What to work on
Every line of the records below that has the word "HOME" should be copied.

*** Opening of Material to process ***

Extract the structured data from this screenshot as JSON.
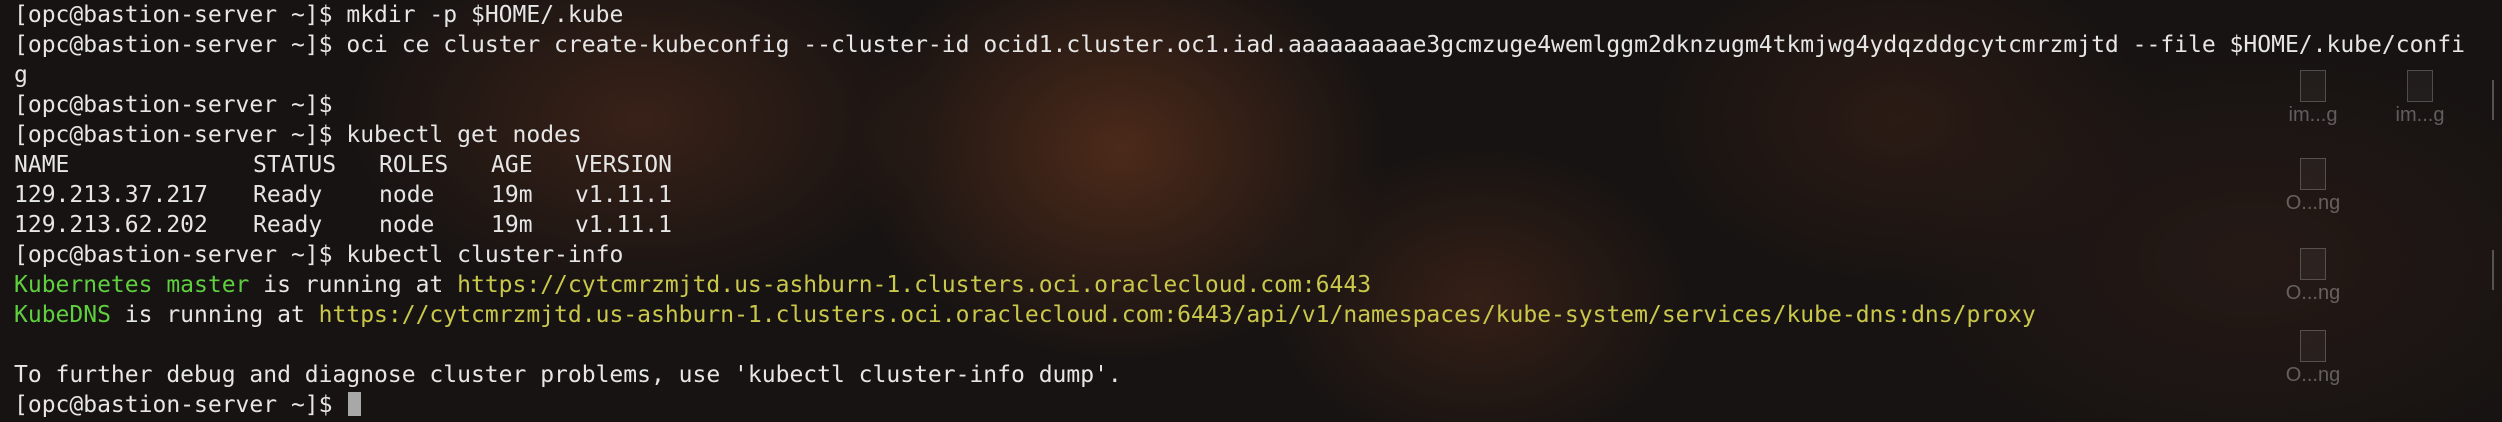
{
  "terminal": {
    "lines": [
      {
        "prompt": "[opc@bastion-server ~]$ ",
        "cmd": "mkdir -p $HOME/.kube"
      },
      {
        "prompt": "[opc@bastion-server ~]$ ",
        "cmd": "oci ce cluster create-kubeconfig --cluster-id ocid1.cluster.oc1.iad.aaaaaaaaae3gcmzuge4wemlggm2dknzugm4tkmjwg4ydqzddgcytcmrzmjtd --file $HOME/.kube/confi"
      },
      {
        "text": "g"
      },
      {
        "prompt": "[opc@bastion-server ~]$",
        "cmd": ""
      },
      {
        "prompt": "[opc@bastion-server ~]$ ",
        "cmd": "kubectl get nodes"
      }
    ],
    "nodes_table": {
      "headers": [
        "NAME",
        "STATUS",
        "ROLES",
        "AGE",
        "VERSION"
      ],
      "rows": [
        [
          "129.213.37.217",
          "Ready",
          "node",
          "19m",
          "v1.11.1"
        ],
        [
          "129.213.62.202",
          "Ready",
          "node",
          "19m",
          "v1.11.1"
        ]
      ]
    },
    "cluster_info_prompt": {
      "prompt": "[opc@bastion-server ~]$ ",
      "cmd": "kubectl cluster-info"
    },
    "master": {
      "label": "Kubernetes master",
      "mid": " is running at ",
      "url": "https://cytcmrzmjtd.us-ashburn-1.clusters.oci.oraclecloud.com:6443"
    },
    "dns": {
      "label": "KubeDNS",
      "mid": " is running at ",
      "url": "https://cytcmrzmjtd.us-ashburn-1.clusters.oci.oraclecloud.com:6443/api/v1/namespaces/kube-system/services/kube-dns:dns/proxy"
    },
    "debug_hint": "To further debug and diagnose cluster problems, use 'kubectl cluster-info dump'.",
    "last_prompt": "[opc@bastion-server ~]$ "
  },
  "desktop_icons": [
    "im...g",
    "im...g",
    "O...ng",
    "O...ng",
    "O...ng"
  ],
  "colors": {
    "green": "#5fcf3f",
    "yellow": "#c9c84a",
    "text": "#e6e6e6"
  }
}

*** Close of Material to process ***

Solution to this exercise
        "cmd": "mkdir -p $HOME/.kube"
        "cmd": "oci ce cluster create-kubeconfig --cluster-id ocid1.cluster.oc1.iad.aaaaaaaaae3gcmzuge4wemlggm2dknzugm4tkmjwg4ydqzddgcytcmrzmjtd --file $HOME/.kube/confi"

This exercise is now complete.